> What you should do:
Which lines below contain the word "Alerts"? Copy each of them.

(Data records)
--- START ---

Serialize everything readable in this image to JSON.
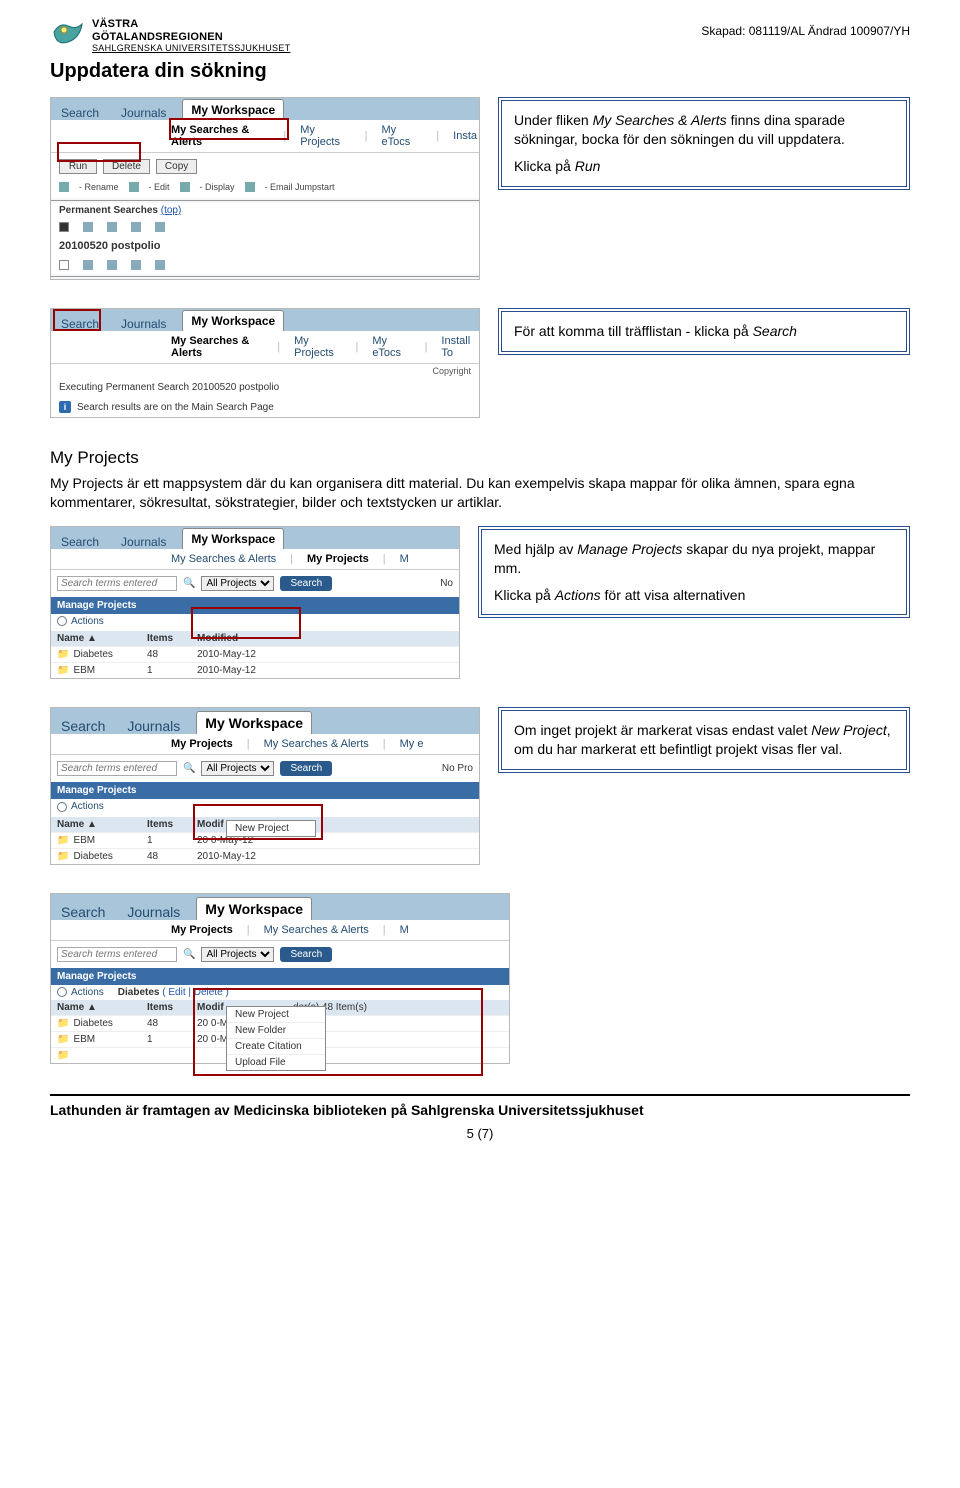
{
  "header": {
    "region": "VÄSTRA",
    "region2": "GÖTALANDSREGIONEN",
    "hospital": "SAHLGRENSKA UNIVERSITETSSJUKHUSET",
    "created": "Skapad: 081119/AL Ändrad 100907/YH"
  },
  "title": "Uppdatera din sökning",
  "tabs": {
    "search": "Search",
    "journals": "Journals",
    "workspace": "My Workspace"
  },
  "subtabs": {
    "msa": "My Searches & Alerts",
    "mp": "My Projects",
    "etocs": "My eTocs",
    "insta": "Insta",
    "install": "Install To",
    "m": "M",
    "mye": "My e"
  },
  "subtabs_order_s2": {
    "mp": "My Projects",
    "msa": "My Searches & Alerts"
  },
  "btns": {
    "run": "Run",
    "delete": "Delete",
    "copy": "Copy"
  },
  "legend": {
    "rename": "- Rename",
    "edit": "- Edit",
    "display": "- Display",
    "email": "- Email Jumpstart"
  },
  "perm": {
    "label": "Permanent Searches",
    "top": "(top)",
    "item": "20100520 postpolio"
  },
  "exec": {
    "line": "Executing Permanent Search 20100520 postpolio",
    "copyright": "Copyright",
    "resultline": "Search results are on the Main Search Page"
  },
  "note1": {
    "p1a": "Under fliken ",
    "p1b": "My Searches & Alerts",
    "p1c": " finns dina sparade sökningar, bocka för den sökningen du vill uppdatera.",
    "p2a": "Klicka på ",
    "p2b": "Run"
  },
  "note2": {
    "p1a": "För att komma till träfflistan - klicka på ",
    "p1b": "Search"
  },
  "section": {
    "h": "My Projects",
    "body": "My Projects är ett mappsystem där du kan organisera ditt material. Du kan exempelvis skapa mappar för olika ämnen, spara egna kommentarer, sökresultat, sökstrategier, bilder och textstycken ur artiklar."
  },
  "searchbar": {
    "placeholder": "Search terms entered",
    "all": "All Projects",
    "btn": "Search",
    "nopro": "No",
    "nopro2": "No Pro"
  },
  "mp": {
    "bar": "Manage Projects",
    "actions": "Actions",
    "col1": "Name",
    "col2": "Items",
    "col3": "Modified",
    "col3b": "Modif",
    "diabetes": "Diabetes",
    "diab_items": "48",
    "diab_date": "2010-May-12",
    "ebm": "EBM",
    "ebm_items": "1",
    "ebm_date": "2010-May-12",
    "newproject": "New Project",
    "newfolder": "New Folder",
    "createcit": "Create Citation",
    "upload": "Upload File",
    "diab_detail_a": "Diabetes",
    "diab_detail_b": "( Edit | Delete )",
    "diab_detail_c": "der(s) 48 Item(s)",
    "date_cut1": "20 0-May-12",
    "date_cut2": "20 0-M"
  },
  "note3": {
    "p1a": "Med hjälp av ",
    "p1b": "Manage Projects",
    "p1c": " skapar du nya projekt, mappar mm.",
    "p2a": "Klicka på ",
    "p2b": "Actions",
    "p2c": " för att visa alternativen"
  },
  "note4": {
    "p1a": "Om inget projekt är markerat visas endast valet ",
    "p1b": "New Project",
    "p1c": ", om du har markerat ett befintligt projekt visas fler val."
  },
  "footer": {
    "text": "Lathunden är framtagen av Medicinska biblioteken på Sahlgrenska Universitetssjukhuset",
    "page": "5 (7)"
  }
}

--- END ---

> Exercise output:
    "msa": "My Searches & Alerts",
    "msa": "My Searches & Alerts"
    "p1b": "My Searches & Alerts",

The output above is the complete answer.